Skip to main content

Research and Evaluation Projects

The work of the Division of Psychiatric Services Research (DPSR) faculty members is supported by a range of federal, state, and private funding sources. Faculty members actively collaborate with Centers and Divisions within the Department; other Schools within University of Maryland, Baltimore; and the VA Maryland Health Care System. DPSR has maintained a portfolio of funded research and evaluation projects with a total annual budget of approximately $7 million.

Improving Health and Recovery Outcomes for Individuals Living with Serious Mental Illness

DPSR faculty are national experts in developing and testing interventions to improve health, enhance community functioning, support mental health recovery, and improve mental health policy for individuals living with serious mental illness. DPSR faculty and affiliated faculty study ways to help individuals with SMI quit smoking, reduce substance use, manage chronic medical illness, use psychiatric medications effectively, improve sleep, and manage chronic pain.

Improving the Delivery of Psychiatric Services in Community Practice
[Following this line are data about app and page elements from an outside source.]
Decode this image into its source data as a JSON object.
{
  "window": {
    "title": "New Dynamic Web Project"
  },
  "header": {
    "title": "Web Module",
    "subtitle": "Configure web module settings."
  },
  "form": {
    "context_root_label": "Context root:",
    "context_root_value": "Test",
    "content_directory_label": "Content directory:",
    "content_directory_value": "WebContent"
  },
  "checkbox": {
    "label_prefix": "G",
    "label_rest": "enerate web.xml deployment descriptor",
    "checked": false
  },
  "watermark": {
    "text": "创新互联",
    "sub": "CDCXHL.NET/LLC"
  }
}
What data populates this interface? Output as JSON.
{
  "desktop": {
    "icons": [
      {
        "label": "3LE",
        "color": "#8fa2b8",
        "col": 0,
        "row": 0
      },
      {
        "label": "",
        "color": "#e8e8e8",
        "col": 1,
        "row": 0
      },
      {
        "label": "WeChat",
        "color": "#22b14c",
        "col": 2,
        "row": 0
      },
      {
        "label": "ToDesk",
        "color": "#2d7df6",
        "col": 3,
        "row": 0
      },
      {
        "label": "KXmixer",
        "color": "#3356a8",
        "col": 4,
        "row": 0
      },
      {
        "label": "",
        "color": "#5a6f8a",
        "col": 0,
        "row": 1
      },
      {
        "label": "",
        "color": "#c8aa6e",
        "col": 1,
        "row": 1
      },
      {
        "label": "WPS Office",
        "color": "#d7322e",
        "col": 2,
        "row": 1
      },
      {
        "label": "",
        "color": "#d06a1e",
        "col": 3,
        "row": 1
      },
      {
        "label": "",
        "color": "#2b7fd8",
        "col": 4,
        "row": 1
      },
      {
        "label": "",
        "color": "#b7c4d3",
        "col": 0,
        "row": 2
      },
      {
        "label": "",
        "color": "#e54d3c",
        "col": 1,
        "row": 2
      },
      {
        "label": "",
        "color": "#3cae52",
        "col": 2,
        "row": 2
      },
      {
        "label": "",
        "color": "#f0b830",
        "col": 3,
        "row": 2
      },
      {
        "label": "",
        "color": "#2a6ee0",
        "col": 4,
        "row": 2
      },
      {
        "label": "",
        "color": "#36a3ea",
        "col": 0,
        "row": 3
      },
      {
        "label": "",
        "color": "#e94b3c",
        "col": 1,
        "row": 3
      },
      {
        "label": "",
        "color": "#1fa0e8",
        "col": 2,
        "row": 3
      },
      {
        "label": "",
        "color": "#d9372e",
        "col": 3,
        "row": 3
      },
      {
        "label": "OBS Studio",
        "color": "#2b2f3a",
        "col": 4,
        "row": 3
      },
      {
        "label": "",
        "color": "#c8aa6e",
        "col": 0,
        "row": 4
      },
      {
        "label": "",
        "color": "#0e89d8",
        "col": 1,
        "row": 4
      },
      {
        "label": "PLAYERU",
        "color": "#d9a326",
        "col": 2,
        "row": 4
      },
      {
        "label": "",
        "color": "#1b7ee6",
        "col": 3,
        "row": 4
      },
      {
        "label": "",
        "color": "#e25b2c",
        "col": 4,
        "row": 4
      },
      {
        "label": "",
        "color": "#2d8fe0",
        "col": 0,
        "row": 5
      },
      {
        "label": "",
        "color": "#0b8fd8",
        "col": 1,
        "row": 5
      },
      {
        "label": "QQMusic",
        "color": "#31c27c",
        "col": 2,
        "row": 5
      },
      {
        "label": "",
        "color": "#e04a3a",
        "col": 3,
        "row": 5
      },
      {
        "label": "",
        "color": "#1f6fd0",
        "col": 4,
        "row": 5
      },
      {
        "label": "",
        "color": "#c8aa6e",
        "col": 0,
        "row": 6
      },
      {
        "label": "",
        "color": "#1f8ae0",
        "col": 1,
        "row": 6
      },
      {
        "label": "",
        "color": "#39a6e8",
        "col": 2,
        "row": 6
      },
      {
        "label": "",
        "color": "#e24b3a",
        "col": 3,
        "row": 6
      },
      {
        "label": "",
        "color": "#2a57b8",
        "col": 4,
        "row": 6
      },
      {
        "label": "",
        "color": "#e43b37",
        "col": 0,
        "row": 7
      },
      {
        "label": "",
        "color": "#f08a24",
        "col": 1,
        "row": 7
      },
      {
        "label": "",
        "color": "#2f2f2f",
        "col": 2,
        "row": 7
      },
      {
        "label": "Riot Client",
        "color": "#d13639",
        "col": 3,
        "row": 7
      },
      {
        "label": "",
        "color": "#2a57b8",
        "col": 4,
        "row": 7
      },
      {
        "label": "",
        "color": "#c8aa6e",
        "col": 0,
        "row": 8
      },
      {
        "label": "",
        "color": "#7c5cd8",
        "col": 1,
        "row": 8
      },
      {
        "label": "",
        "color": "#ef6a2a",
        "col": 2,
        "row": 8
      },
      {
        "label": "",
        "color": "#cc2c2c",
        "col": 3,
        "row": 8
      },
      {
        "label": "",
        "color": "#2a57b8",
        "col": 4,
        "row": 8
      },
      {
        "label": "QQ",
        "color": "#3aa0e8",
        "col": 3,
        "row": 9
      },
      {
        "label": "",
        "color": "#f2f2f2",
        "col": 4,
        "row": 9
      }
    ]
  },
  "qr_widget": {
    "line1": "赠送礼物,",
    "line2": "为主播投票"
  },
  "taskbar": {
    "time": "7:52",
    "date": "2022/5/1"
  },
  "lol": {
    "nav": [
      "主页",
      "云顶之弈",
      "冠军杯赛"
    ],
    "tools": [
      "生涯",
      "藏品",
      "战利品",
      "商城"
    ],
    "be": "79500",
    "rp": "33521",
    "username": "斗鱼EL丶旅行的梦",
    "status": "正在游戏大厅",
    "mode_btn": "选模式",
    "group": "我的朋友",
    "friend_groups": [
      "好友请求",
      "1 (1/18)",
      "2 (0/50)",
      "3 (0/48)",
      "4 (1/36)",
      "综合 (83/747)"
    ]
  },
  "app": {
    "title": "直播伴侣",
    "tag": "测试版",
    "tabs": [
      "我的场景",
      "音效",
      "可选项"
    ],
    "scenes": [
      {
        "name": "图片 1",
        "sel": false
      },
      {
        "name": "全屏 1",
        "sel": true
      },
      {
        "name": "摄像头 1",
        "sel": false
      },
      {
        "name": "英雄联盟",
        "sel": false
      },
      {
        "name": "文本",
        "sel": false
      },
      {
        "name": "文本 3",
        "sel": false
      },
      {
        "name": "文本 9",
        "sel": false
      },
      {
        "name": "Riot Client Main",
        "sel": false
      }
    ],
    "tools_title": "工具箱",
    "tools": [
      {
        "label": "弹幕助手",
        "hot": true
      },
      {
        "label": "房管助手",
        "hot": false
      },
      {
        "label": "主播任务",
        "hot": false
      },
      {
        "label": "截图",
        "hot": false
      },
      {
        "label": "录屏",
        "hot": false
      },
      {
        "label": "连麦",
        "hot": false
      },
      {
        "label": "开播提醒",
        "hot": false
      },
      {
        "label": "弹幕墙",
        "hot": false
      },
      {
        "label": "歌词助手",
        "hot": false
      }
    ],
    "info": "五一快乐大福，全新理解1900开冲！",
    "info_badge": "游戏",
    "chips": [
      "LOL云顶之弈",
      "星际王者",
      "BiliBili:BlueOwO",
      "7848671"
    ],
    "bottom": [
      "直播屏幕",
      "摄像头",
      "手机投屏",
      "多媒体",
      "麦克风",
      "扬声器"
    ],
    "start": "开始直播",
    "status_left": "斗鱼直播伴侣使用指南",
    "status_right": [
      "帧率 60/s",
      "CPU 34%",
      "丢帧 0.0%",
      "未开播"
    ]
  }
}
In many communities, evidence-based mental health treatment services are lacking. DPSR faculty study ways to improve service delivery and make effective interventions available in community mental health treatment settings.

Example: There is a national shortage of psychiatrists. This limits access to behavioral health treatments, including medications, for many people with mental illnesses. Nurse practitioners are permitted to prescribe medications in all U.S. states; however, restrictions on practices (such as requiring supervision) vary by state.

Dr. Julie Kreyenbuhl is leading a project funded by the National Institute of Mental Health that is using nationwide Medicaid and Medicare data to compare the quality and outcomes of prescribing of behavioral health medications between nurse practitioners and physicians, and by nurse practitioners in states that do and do not place restrictions on their prescribing practices. The results of this study will inform the policy debate surrounding the expansion of nurse practitioners’ scopes of practice as one approach to addressing the significant psychiatrist-prescriber workforce shortage. This study illustrates one way in which DPSR research may help to improve mental health service delivery throughout the country.

Evaluating Innovative Mental Health Treatment Programs

DPSR partners with state and local stakeholders to evaluate mental health services. This helps stakeholders make decisions about larger-scale dissemination of mental health services and programs.  

Example: Throughout Maryland, individuals with lived experience of mental illness, called Peer Recovery Coaches, are working in hospital emergency departments to help people experiencing drug problems to engage in treatment. Our Systems Evaluation Center, led by Drs. Howard Goldman and Diana Seybolt, collaborated with the Maryland Department of Health/Behavioral Health Administration, Behavioral Health System Baltimore, and Mosaic Group to conduct an evaluation of the state’s Hospital-Based Peer Support Intervention.

This project involved interviews with Peer Recovery Coaches, emergency department staff, hospital administrators, and state leadership to identify successful implementation processes, challenges encountered, strategies developed, and lessons learned. This study illustrates the evaluation work that is done within DPSR that will help to improve the mental health and substance use disorder services provided throughout the state.  

Implementation Research

DPSR faculty examine ways to effectively implement evidenced-based practices within mental health care systems. Work in the Division has led to critical improvements in the quality and effectiveness of mental health care throughout Maryland.

Example: A collaborative team of researchers from DPSR and the University of Kentucky Medical School is funded by the Substance Abuse Mental Health Services Administration to integrate HIV and hepatitis screening as well as risk reduction within methadone treatment. The project provides funding to add screening and testing for Hepatitis C, immunization for Hepatitis A and Hepatitis B, risk reduction counseling, and medical referral for both HIV and hepatitis within the Department of Psychiatry’s methadone treatment center.

The project also funds the addition of Trauma Recovery & Empowerment Model treatment groups, developed by colleagues at Community Connections in Washington, DC, to the methadone center. We will be evaluating not only treatment engagement and outcomes, but also participants’ experience with these services. This project will provide critical information on whether this model is effective and worth disseminating to other methadone programs.

Studying Psychiatry Clinical Programs

DPSR faculty partner with the Department’s clinical Divisions to examine the effectiveness of clinical programs and initiatives.

Example: DPSR investigators partner with the Department of Psychiatry Women’s Mental Health Program to develop its Research Core. In turn, questions about the effectiveness of mental health interventions and services co-located with somatic care can be fully answered and used to inform spending and deployment of resources. The Division is a resource that can lead to improvements in the quality and effectiveness of clinical care at UMMC.